In the records that follow, count each line where the string "Copy" occurs. Provide the total and no other text.

###

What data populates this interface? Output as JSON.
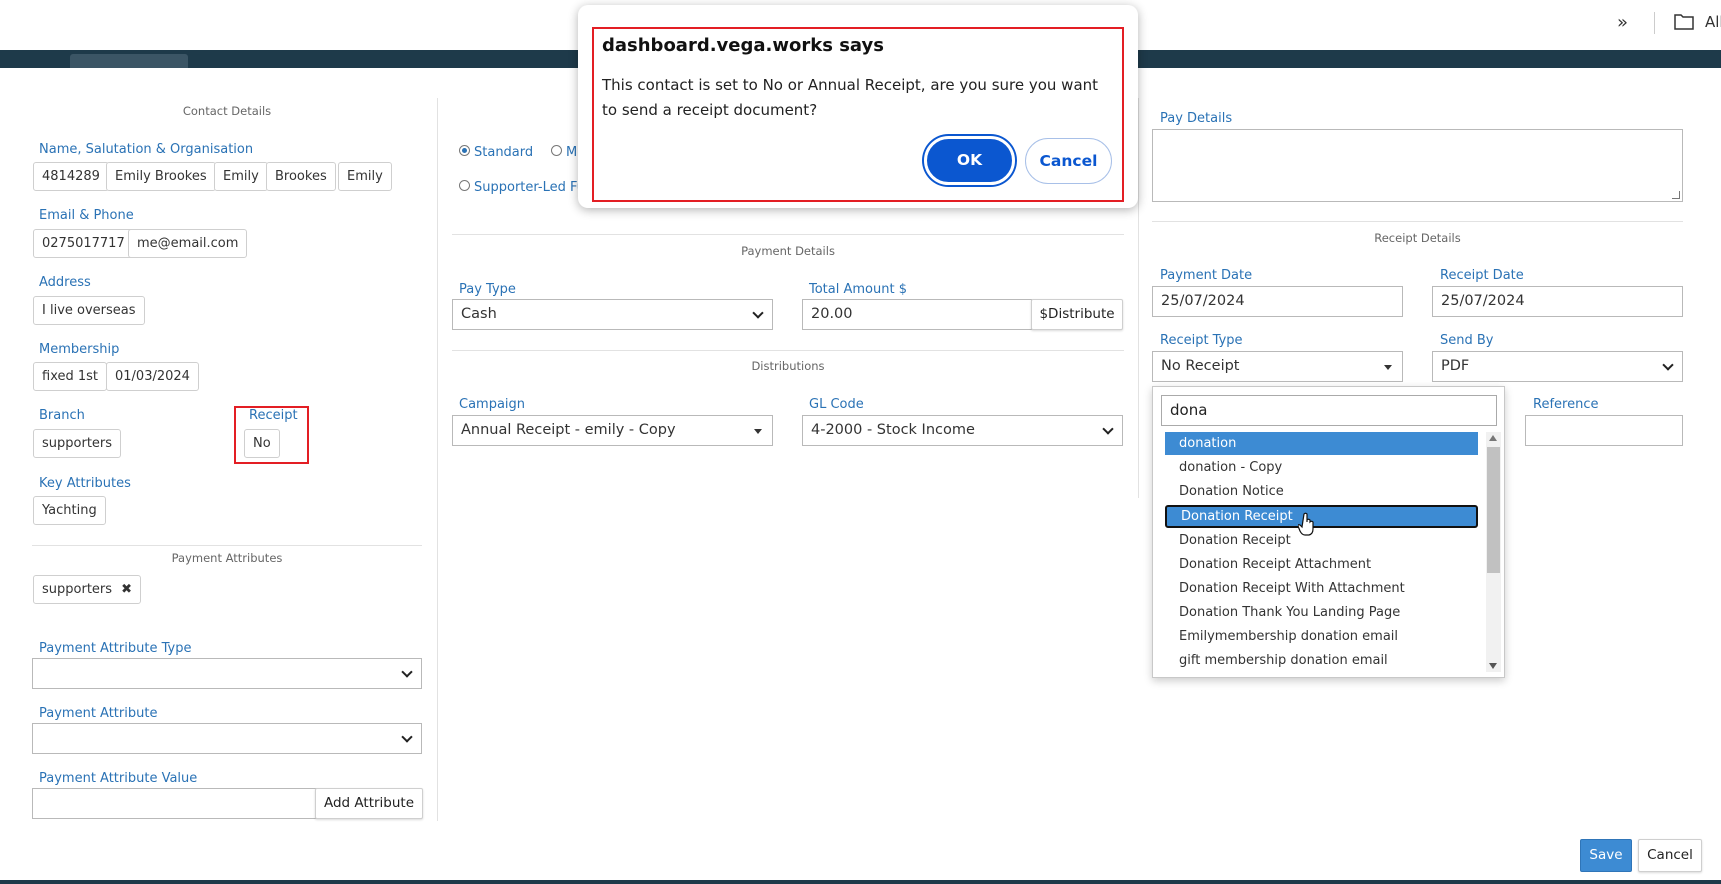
{
  "toolbar": {
    "label": "All"
  },
  "contact": {
    "section_title": "Contact Details",
    "name_label": "Name, Salutation & Organisation",
    "name_chips": [
      "4814289",
      "Emily Brookes",
      "Emily",
      "Brookes",
      "Emily"
    ],
    "email_label": "Email & Phone",
    "phone": "0275017717",
    "email": "me@email.com",
    "address_label": "Address",
    "address": "I live overseas",
    "membership_label": "Membership",
    "membership_type": "fixed 1st",
    "membership_date": "01/03/2024",
    "branch_label": "Branch",
    "branch": "supporters",
    "receipt_label": "Receipt",
    "receipt": "No",
    "key_attr_label": "Key Attributes",
    "key_attr": "Yachting"
  },
  "payment_attributes": {
    "section_title": "Payment Attributes",
    "tag": "supporters",
    "type_label": "Payment Attribute Type",
    "attr_label": "Payment Attribute",
    "value_label": "Payment Attribute Value",
    "add_button": "Add Attribute"
  },
  "payment_mode": {
    "standard": "Standard",
    "m_partial": "M",
    "supporter_led": "Supporter-Led Fu"
  },
  "payment": {
    "section_title": "Payment Details",
    "pay_type_label": "Pay Type",
    "pay_type": "Cash",
    "total_label": "Total Amount $",
    "total": "20.00",
    "distribute_button": "$Distribute"
  },
  "distributions": {
    "section_title": "Distributions",
    "campaign_label": "Campaign",
    "campaign": "Annual Receipt - emily - Copy",
    "gl_label": "GL Code",
    "gl_code": "4-2000 - Stock Income"
  },
  "pay_details": {
    "label": "Pay Details"
  },
  "receipt": {
    "section_title": "Receipt Details",
    "payment_date_label": "Payment Date",
    "payment_date": "25/07/2024",
    "receipt_date_label": "Receipt Date",
    "receipt_date": "25/07/2024",
    "receipt_type_label": "Receipt Type",
    "receipt_type": "No Receipt",
    "send_by_label": "Send By",
    "send_by": "PDF",
    "reference_label": "Reference"
  },
  "dropdown": {
    "search_value": "dona",
    "items": [
      "donation",
      "donation - Copy",
      "Donation Notice",
      "Donation Receipt",
      "Donation Receipt",
      "Donation Receipt Attachment",
      "Donation Receipt With Attachment",
      "Donation Thank You Landing Page",
      "Emilymembership donation email",
      "gift membership donation email"
    ]
  },
  "alert": {
    "title": "dashboard.vega.works says",
    "message": "This contact is set to No or Annual Receipt, are you sure you want to send a receipt document?",
    "ok": "OK",
    "cancel": "Cancel"
  },
  "footer": {
    "save": "Save",
    "cancel": "Cancel"
  },
  "colors": {
    "accent": "#2a72b5",
    "highlight": "#3d8bd3",
    "dialog_button": "#0b57d0",
    "annotation": "#e31e24",
    "header_bar": "#1e3a4a"
  }
}
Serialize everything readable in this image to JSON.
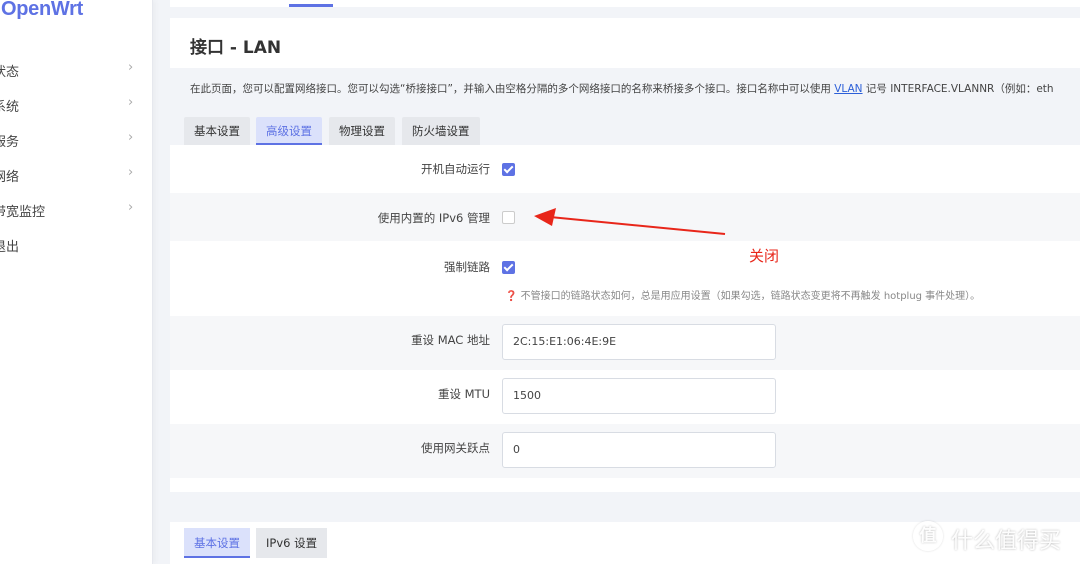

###

EXERCISE SOLUTION:
2